Copy the data exactly. No line may be skipped.

## SOURCE DATA

════════════════════

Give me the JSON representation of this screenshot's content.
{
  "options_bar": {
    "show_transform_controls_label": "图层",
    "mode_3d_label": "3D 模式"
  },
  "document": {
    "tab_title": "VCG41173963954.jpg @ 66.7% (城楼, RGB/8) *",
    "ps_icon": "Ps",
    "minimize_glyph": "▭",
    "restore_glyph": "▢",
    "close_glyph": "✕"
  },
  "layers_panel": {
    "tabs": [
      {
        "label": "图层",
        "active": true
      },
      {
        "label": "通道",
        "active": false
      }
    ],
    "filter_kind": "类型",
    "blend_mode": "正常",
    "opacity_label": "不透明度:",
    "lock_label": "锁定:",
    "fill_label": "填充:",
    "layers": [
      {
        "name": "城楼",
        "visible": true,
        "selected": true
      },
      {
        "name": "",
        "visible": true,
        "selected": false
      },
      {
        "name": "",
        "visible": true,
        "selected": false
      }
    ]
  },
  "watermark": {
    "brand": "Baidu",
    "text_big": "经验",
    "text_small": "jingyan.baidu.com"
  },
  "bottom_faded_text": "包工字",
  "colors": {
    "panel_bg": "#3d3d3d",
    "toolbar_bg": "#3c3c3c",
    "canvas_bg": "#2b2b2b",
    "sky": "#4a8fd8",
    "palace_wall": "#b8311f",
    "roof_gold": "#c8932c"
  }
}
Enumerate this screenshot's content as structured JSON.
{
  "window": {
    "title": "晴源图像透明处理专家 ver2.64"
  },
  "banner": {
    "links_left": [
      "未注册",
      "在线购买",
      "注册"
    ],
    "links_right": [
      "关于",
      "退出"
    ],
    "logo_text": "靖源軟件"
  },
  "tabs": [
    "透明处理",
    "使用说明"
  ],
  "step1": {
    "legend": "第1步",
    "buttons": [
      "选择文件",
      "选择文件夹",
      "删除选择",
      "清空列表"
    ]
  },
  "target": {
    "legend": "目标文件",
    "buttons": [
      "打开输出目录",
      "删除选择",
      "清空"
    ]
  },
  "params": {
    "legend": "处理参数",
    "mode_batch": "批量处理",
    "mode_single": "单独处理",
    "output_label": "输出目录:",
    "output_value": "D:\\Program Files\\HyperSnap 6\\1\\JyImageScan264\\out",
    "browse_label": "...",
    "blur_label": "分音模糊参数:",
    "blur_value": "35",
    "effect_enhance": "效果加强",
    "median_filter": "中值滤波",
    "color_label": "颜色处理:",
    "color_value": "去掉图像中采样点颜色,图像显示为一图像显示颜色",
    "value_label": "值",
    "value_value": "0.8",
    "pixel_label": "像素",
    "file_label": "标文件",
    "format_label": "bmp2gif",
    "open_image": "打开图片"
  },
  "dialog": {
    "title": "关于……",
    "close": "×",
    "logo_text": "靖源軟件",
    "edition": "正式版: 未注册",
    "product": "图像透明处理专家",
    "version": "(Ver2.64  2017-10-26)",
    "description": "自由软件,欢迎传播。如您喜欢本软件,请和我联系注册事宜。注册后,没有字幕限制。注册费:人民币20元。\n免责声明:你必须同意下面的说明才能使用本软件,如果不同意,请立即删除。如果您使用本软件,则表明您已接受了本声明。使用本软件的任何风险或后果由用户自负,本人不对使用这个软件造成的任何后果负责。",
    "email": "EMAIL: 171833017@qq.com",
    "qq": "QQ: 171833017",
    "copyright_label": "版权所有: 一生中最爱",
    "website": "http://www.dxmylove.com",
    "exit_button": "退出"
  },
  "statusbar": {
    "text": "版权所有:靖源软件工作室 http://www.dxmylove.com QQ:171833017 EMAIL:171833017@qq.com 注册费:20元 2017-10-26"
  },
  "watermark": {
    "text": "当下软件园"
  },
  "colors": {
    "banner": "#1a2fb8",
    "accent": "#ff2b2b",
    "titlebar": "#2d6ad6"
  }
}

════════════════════

## ANSWER SECTION
Give me the JSON representation of this screenshot's content.
{
  "options_bar": {
    "show_transform_controls_label": "图层",
    "mode_3d_label": "3D 模式"
  },
  "document": {
    "tab_title": "VCG41173963954.jpg @ 66.7% (城楼, RGB/8) *",
    "ps_icon": "Ps",
    "minimize_glyph": "▭",
    "restore_glyph": "▢",
    "close_glyph": "✕"
  },
  "layers_panel": {
    "tabs": [
      {
        "label": "图层",
        "active": true
      },
      {
        "label": "通道",
        "active": false
      }
    ],
    "filter_kind": "类型",
    "blend_mode": "正常",
    "opacity_label": "不透明度:",
    "lock_label": "锁定:",
    "fill_label": "填充:",
    "layers": [
      {
        "name": "城楼",
        "visible": true,
        "selected": true
      },
      {
        "name": "",
        "visible": true,
        "selected": false
      },
      {
        "name": "",
        "visible": true,
        "selected": false
      }
    ]
  },
  "watermark": {
    "brand": "Baidu",
    "text_big": "经验",
    "text_small": "jingyan.baidu.com"
  },
  "bottom_faded_text": "包工字",
  "colors": {
    "panel_bg": "#3d3d3d",
    "toolbar_bg": "#3c3c3c",
    "canvas_bg": "#2b2b2b",
    "sky": "#4a8fd8",
    "palace_wall": "#b8311f",
    "roof_gold": "#c8932c"
  }
}
Enumerate this screenshot's content as structured JSON.
{
  "window": {
    "title": "晴源图像透明处理专家 ver2.64"
  },
  "banner": {
    "links_left": [
      "未注册",
      "在线购买",
      "注册"
    ],
    "links_right": [
      "关于",
      "退出"
    ],
    "logo_text": "靖源軟件"
  },
  "tabs": [
    "透明处理",
    "使用说明"
  ],
  "step1": {
    "legend": "第1步",
    "buttons": [
      "选择文件",
      "选择文件夹",
      "删除选择",
      "清空列表"
    ]
  },
  "target": {
    "legend": "目标文件",
    "buttons": [
      "打开输出目录",
      "删除选择",
      "清空"
    ]
  },
  "params": {
    "legend": "处理参数",
    "mode_batch": "批量处理",
    "mode_single": "单独处理",
    "output_label": "输出目录:",
    "output_value": "D:\\Program Files\\HyperSnap 6\\1\\JyImageScan264\\out",
    "browse_label": "...",
    "blur_label": "分音模糊参数:",
    "blur_value": "35",
    "effect_enhance": "效果加强",
    "median_filter": "中值滤波",
    "color_label": "颜色处理:",
    "color_value": "去掉图像中采样点颜色,图像显示为一图像显示颜色",
    "value_label": "值",
    "value_value": "0.8",
    "pixel_label": "像素",
    "file_label": "标文件",
    "format_label": "bmp2gif",
    "open_image": "打开图片"
  },
  "dialog": {
    "title": "关于……",
    "close": "×",
    "logo_text": "靖源軟件",
    "edition": "正式版: 未注册",
    "product": "图像透明处理专家",
    "version": "(Ver2.64  2017-10-26)",
    "description": "自由软件,欢迎传播。如您喜欢本软件,请和我联系注册事宜。注册后,没有字幕限制。注册费:人民币20元。\n免责声明:你必须同意下面的说明才能使用本软件,如果不同意,请立即删除。如果您使用本软件,则表明您已接受了本声明。使用本软件的任何风险或后果由用户自负,本人不对使用这个软件造成的任何后果负责。",
    "email": "EMAIL: 171833017@qq.com",
    "qq": "QQ: 171833017",
    "copyright_label": "版权所有: 一生中最爱",
    "website": "http://www.dxmylove.com",
    "exit_button": "退出"
  },
  "statusbar": {
    "text": "版权所有:靖源软件工作室 http://www.dxmylove.com QQ:171833017 EMAIL:171833017@qq.com 注册费:20元 2017-10-26"
  },
  "watermark": {
    "text": "当下软件园"
  },
  "colors": {
    "banner": "#1a2fb8",
    "accent": "#ff2b2b",
    "titlebar": "#2d6ad6"
  }
}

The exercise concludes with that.